Customised myopic LASIK using automated ray tracing optimisation has the potential to offer improved and more predictable outcomes, a study shows.
Customised myopic LASIK using automated ray tracing optimisation appears to offer improved and predictable results. The procedure is driven by artificial intelligence (AI) and represents a clear step forward in LASIK technology.
The roots of the technology can be traced to topography-guided treatments introduced in Europe in the early 2000s; the treatment approach ultimately led to the introduction of the Athens Protocol, which combines topography-guided and partial transepithelial photo-reactive keratectomy and corneal crosslinking.
“The topography-guided treatments were used to treat sick or problematic eyes, with enlargement of optical zone and treating irregularities such as those seen in keratoconic eyes,” noted Dr A. John Kanellopoulos from the LaserVision Clinical and Research Eye Institute in Athens, Greece, and New York University Medical School, United States.
The advancements in the technology are demonstrated by the surgeon’s ability to treat, for example, a herpetic scar. The topography-guided procedure can return the cornea to a normal state; in contrast, before the availability of the technology, a corneal transplant might be considered in a patient who was contact lens intolerant.
The technology can also be used to treat normal eyes, Dr Kanellopoulos explained. “Use of TMR [topography-modified refraction] in routine myopic eyes not only achieves emmetropia but also pushes the envelope to achieve significant gains in lines of vision postoperatively,” he said.
This technology was initially theoretical and difficult to perform, Dr Kanellopoulos recounted, because of the extensive team diagnostics required and calculations by the surgical team. The advent of ray tracing first validated the effort to push refractive surgery beyond wavefront-optimised treatments and standard clinical refractions to the next level.
Testing the method
Dr Kanellopoulos and Dr Dylan Stevens evaluated both eyes of 25 cases in a consecutive case series that were treated with femtosecond laser-assisted myopic LASIK. The eyes were evaluated for all refractive parameters. Dr Stevens is also from the LaserVision Clinical and Research Eye Institute in Athens, Greece, and New York University Medical School.

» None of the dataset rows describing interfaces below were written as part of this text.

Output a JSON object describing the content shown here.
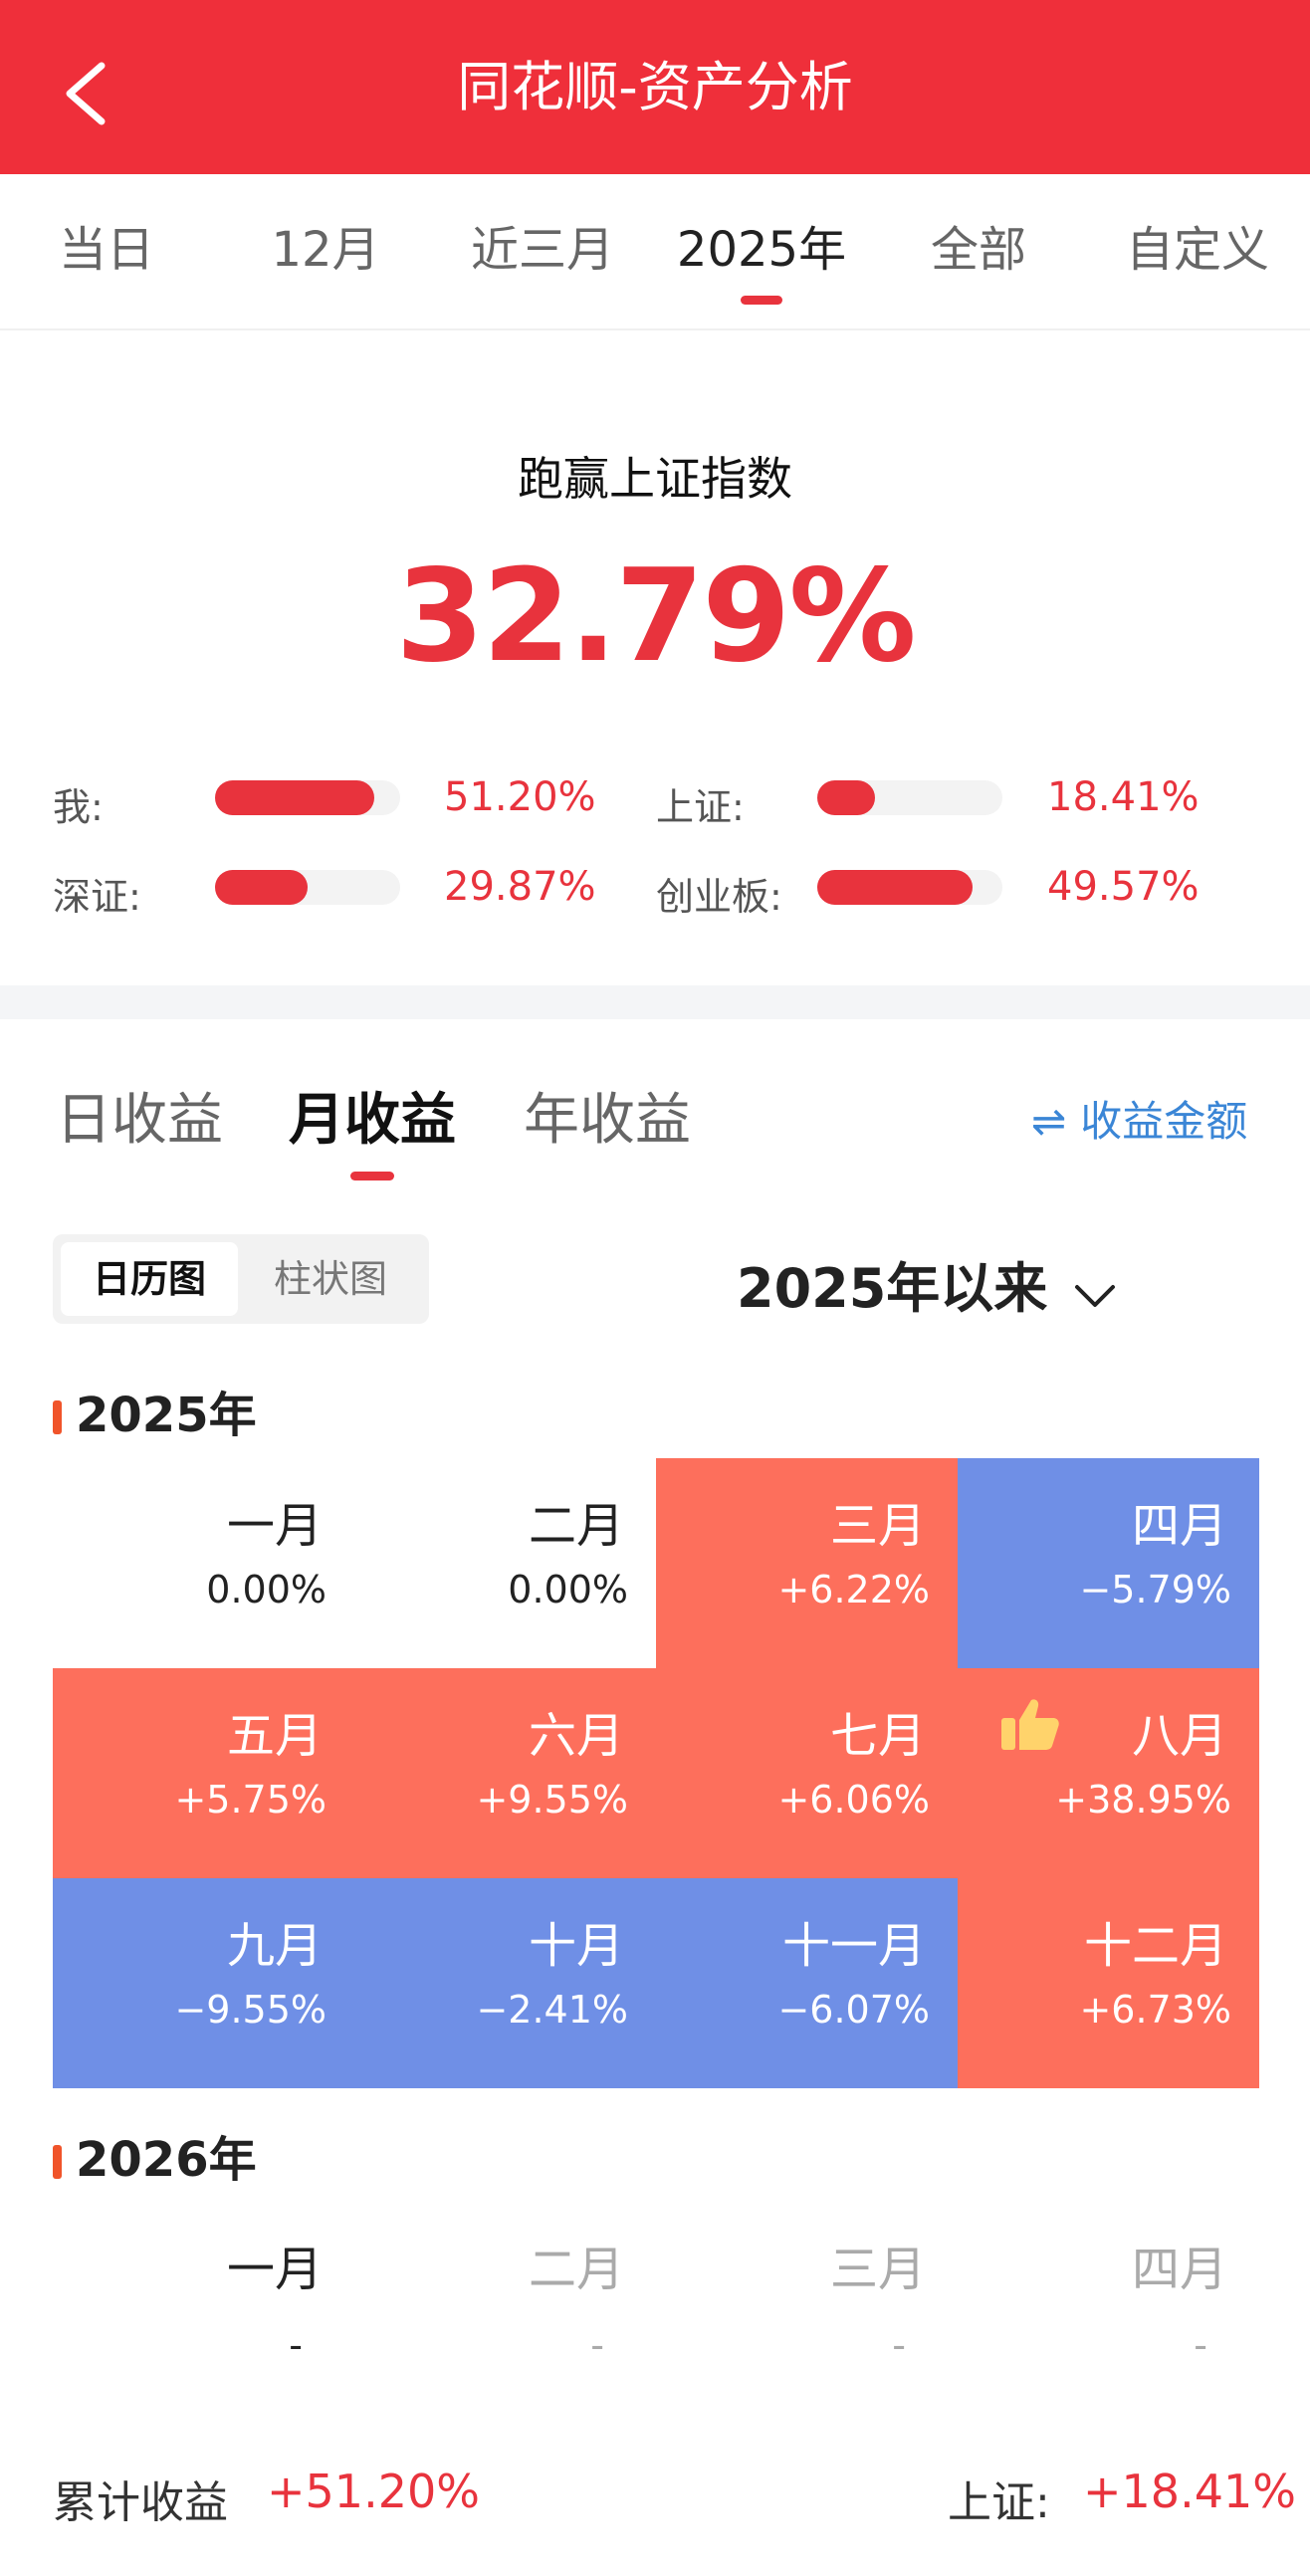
{
  "header": {
    "title": "同花顺-资产分析"
  },
  "period_tabs": [
    "当日",
    "12月",
    "近三月",
    "2025年",
    "全部",
    "自定义"
  ],
  "period_active": "2025年",
  "beat": {
    "title": "跑赢上证指数",
    "value": "32.79%",
    "items": [
      {
        "label": "我:",
        "value": "51.20%",
        "ratio": 0.86
      },
      {
        "label": "上证:",
        "value": "18.41%",
        "ratio": 0.31
      },
      {
        "label": "深证:",
        "value": "29.87%",
        "ratio": 0.5
      },
      {
        "label": "创业板:",
        "value": "49.57%",
        "ratio": 0.84
      }
    ]
  },
  "income_tabs": [
    "日收益",
    "月收益",
    "年收益"
  ],
  "income_active": "月收益",
  "amount_toggle": "收益金额",
  "view_switch": [
    "日历图",
    "柱状图"
  ],
  "view_active": "日历图",
  "range": "2025年以来",
  "years": [
    {
      "label": "2025年",
      "months": [
        {
          "name": "一月",
          "value": "0.00%",
          "trend": "flat"
        },
        {
          "name": "二月",
          "value": "0.00%",
          "trend": "flat"
        },
        {
          "name": "三月",
          "value": "+6.22%",
          "trend": "up"
        },
        {
          "name": "四月",
          "value": "−5.79%",
          "trend": "down"
        },
        {
          "name": "五月",
          "value": "+5.75%",
          "trend": "up"
        },
        {
          "name": "六月",
          "value": "+9.55%",
          "trend": "up"
        },
        {
          "name": "七月",
          "value": "+6.06%",
          "trend": "up"
        },
        {
          "name": "八月",
          "value": "+38.95%",
          "trend": "up",
          "icon": "thumbs-up-icon"
        },
        {
          "name": "九月",
          "value": "−9.55%",
          "trend": "down"
        },
        {
          "name": "十月",
          "value": "−2.41%",
          "trend": "down"
        },
        {
          "name": "十一月",
          "value": "−6.07%",
          "trend": "down"
        },
        {
          "name": "十二月",
          "value": "+6.73%",
          "trend": "up"
        }
      ]
    },
    {
      "label": "2026年",
      "months": [
        {
          "name": "一月",
          "value": "-",
          "trend": "none"
        },
        {
          "name": "二月",
          "value": "-",
          "trend": "empty"
        },
        {
          "name": "三月",
          "value": "-",
          "trend": "empty"
        },
        {
          "name": "四月",
          "value": "-",
          "trend": "empty"
        }
      ]
    }
  ],
  "footer": {
    "cum_label": "累计收益",
    "cum_value": "+51.20%",
    "idx_label": "上证:",
    "idx_value": "+18.41%"
  },
  "colors": {
    "brand": "#ef2f3a",
    "gain": "#fd6f5c",
    "loss": "#6f8fe6",
    "link": "#3b86d6"
  }
}
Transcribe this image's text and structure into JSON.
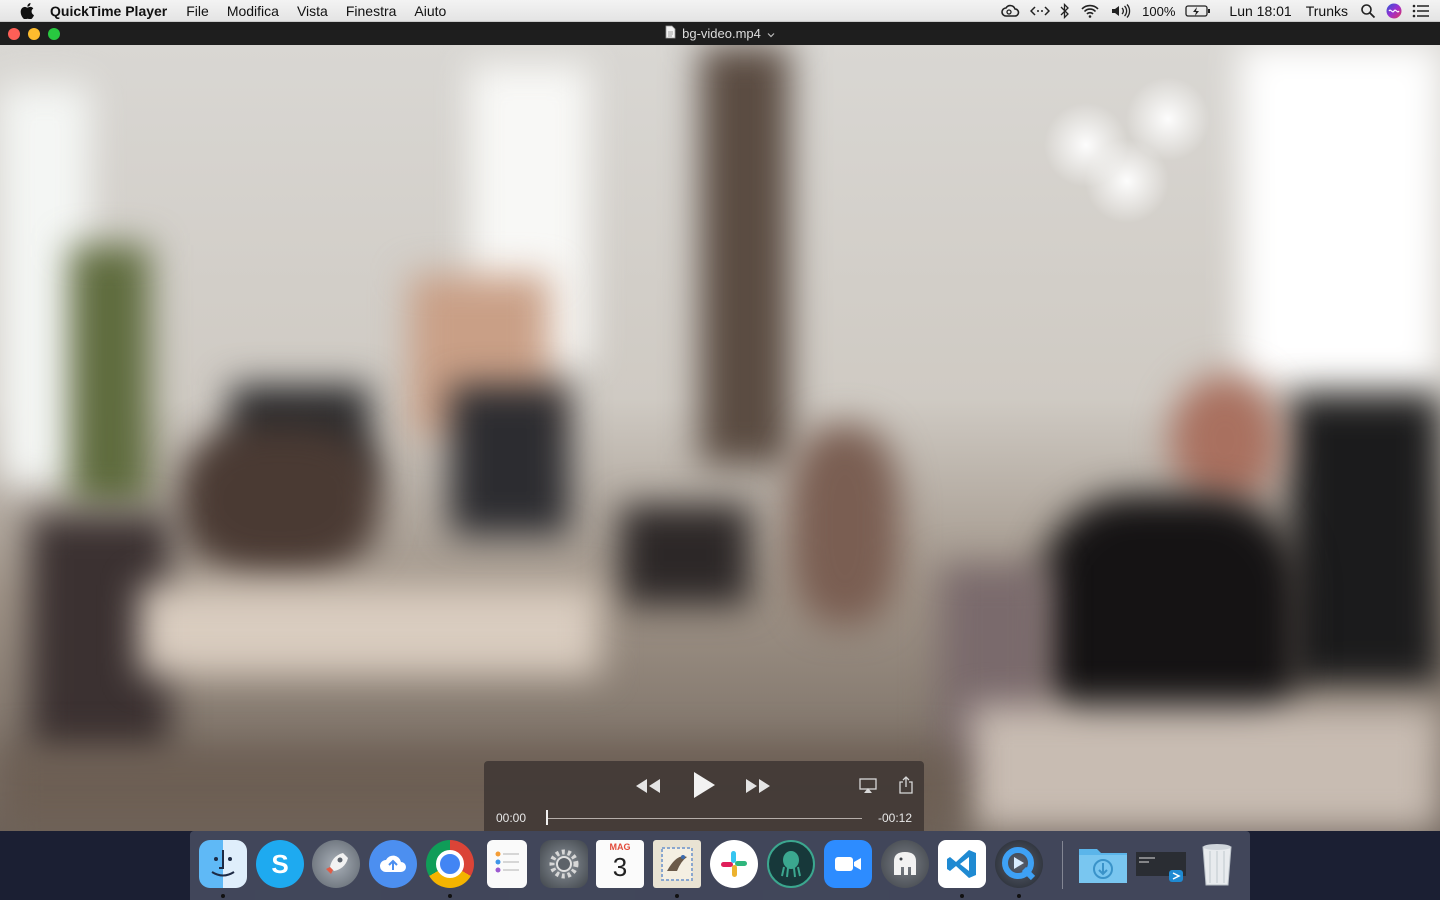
{
  "menubar": {
    "app_name": "QuickTime Player",
    "menus": [
      "File",
      "Modifica",
      "Vista",
      "Finestra",
      "Aiuto"
    ],
    "battery_percent": "100%",
    "clock": "Lun 18:01",
    "user": "Trunks",
    "status_icons": [
      "creative-cloud-icon",
      "code-brackets-icon",
      "bluetooth-icon",
      "wifi-icon",
      "volume-icon",
      "battery-charging-icon",
      "spotlight-search-icon",
      "siri-icon",
      "notification-center-icon"
    ]
  },
  "window": {
    "title": "bg-video.mp4",
    "controls": [
      "close",
      "minimize",
      "zoom"
    ]
  },
  "player": {
    "time_current": "00:00",
    "time_remaining": "-00:12",
    "progress": 0.0,
    "buttons": [
      "rewind-icon",
      "play-icon",
      "fast-forward-icon",
      "airplay-icon",
      "share-icon"
    ]
  },
  "dock": {
    "apps": [
      {
        "name": "Finder",
        "icon": "finder-icon",
        "running": true
      },
      {
        "name": "Skype",
        "icon": "skype-icon",
        "running": false
      },
      {
        "name": "Launchpad",
        "icon": "launchpad-icon",
        "running": false
      },
      {
        "name": "Cloud Upload",
        "icon": "cloud-upload-icon",
        "running": false
      },
      {
        "name": "Chrome",
        "icon": "chrome-icon",
        "running": true
      },
      {
        "name": "Promemoria",
        "icon": "reminders-icon",
        "running": false
      },
      {
        "name": "Preferenze di Sistema",
        "icon": "system-preferences-icon",
        "running": false
      },
      {
        "name": "Calendario",
        "icon": "calendar-icon",
        "running": false,
        "month": "MAG",
        "day": "3"
      },
      {
        "name": "Mail",
        "icon": "mail-icon",
        "running": true
      },
      {
        "name": "Slack",
        "icon": "slack-icon",
        "running": false
      },
      {
        "name": "GitKraken",
        "icon": "gitkraken-icon",
        "running": false
      },
      {
        "name": "Zoom",
        "icon": "zoom-icon",
        "running": false
      },
      {
        "name": "TablePlus",
        "icon": "elephant-icon",
        "running": false
      },
      {
        "name": "Visual Studio Code",
        "icon": "vscode-icon",
        "running": true
      },
      {
        "name": "QuickTime Player",
        "icon": "quicktime-icon",
        "running": true
      },
      {
        "name": "Download",
        "icon": "downloads-folder-icon",
        "running": false
      },
      {
        "name": "Recent window",
        "icon": "minimized-window-icon",
        "running": false
      },
      {
        "name": "Cestino",
        "icon": "trash-icon",
        "running": false
      }
    ]
  },
  "colors": {
    "close": "#fe5f57",
    "minimize": "#febc2e",
    "zoom": "#28c840",
    "hud_background": "#3c3432"
  }
}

These procedures differ from the standard method by using a novel wavelength outcome AI platform, which calculates the ablation profile based on measurements from a single device, the Sitemap (Alcon). This device performs three types of measurements for each patient: axial length measurements with interferometry, Scheimpflug tomography and Hartmann-Shack wavefront analysis. The investigators evaluated the visual acuity, refractive error, keratometry, topography, high-order aberrations and contrast sensitivity during 3 months of follow-up.
The AI of the InnovEyes software calculates the low and higher-order aberrations for each eye in four steps and performs ray tracing in two opposite directions in a model eye using the axial length measurements obtained previously. The corneal topography measurements are then used to calculate the propagation of 2,000 light rays through the anterior corneal surface, corneal stroma, the posterior corneal surface, through the anterior chamber and onto the anterior lens surface.
The wavefront data are used to calculate the light that travels through the eye, from the retina, through the vitreous cavity, onto the posterior lens surface through the natural lens and onto the anterior lens surface. Finally, tilt is calculated between the lens and cornea.
This process is markedly faster than previously, taking just seconds compared with hours. “This process facilitates viewing the eye as a total visual system; that is, as a system of multiple refractive entities,” Dr Kanellopoulos said.
The results in the 25 eyes showed that in patients with a broad range of myopia up to 8 D and significant astigmatism in some patients at 3 months postoperatively, there were highly relevant changes: mean refractive error decreased from −5.06 ± 2.54 D (range, −8.0 to −0.50 D) to −0.11 ± 0.09 D; refractive astigmatism from −1.07 ± 0.91 D (range, −4.25 to 0 D) to −0.15 ± 0.04 D; and topographic astigmatism from −1.65 ± 0.85 D to −0.26 ± 0.11 D.
According to Dr Kanellopoulos, 65% of eyes gained one line of vision and 38% gained two lines. The root mean square changed from 0.25 to 0.35 μm and the contrast sensitivity improved postoperatively. “The visual outcomes were remarkable,” he said.
“This technology has the potential to offer improved and more predictable outcomes through total eye aberration data and ray tracing refraction calculation, and the data are compelling,” he concluded. The data from this study have been subsequently published in peer-reviewed literature.1,2
A. John Kanellopoulos, MD
Dr Kanellopoulos has no financial disclosures related to this content.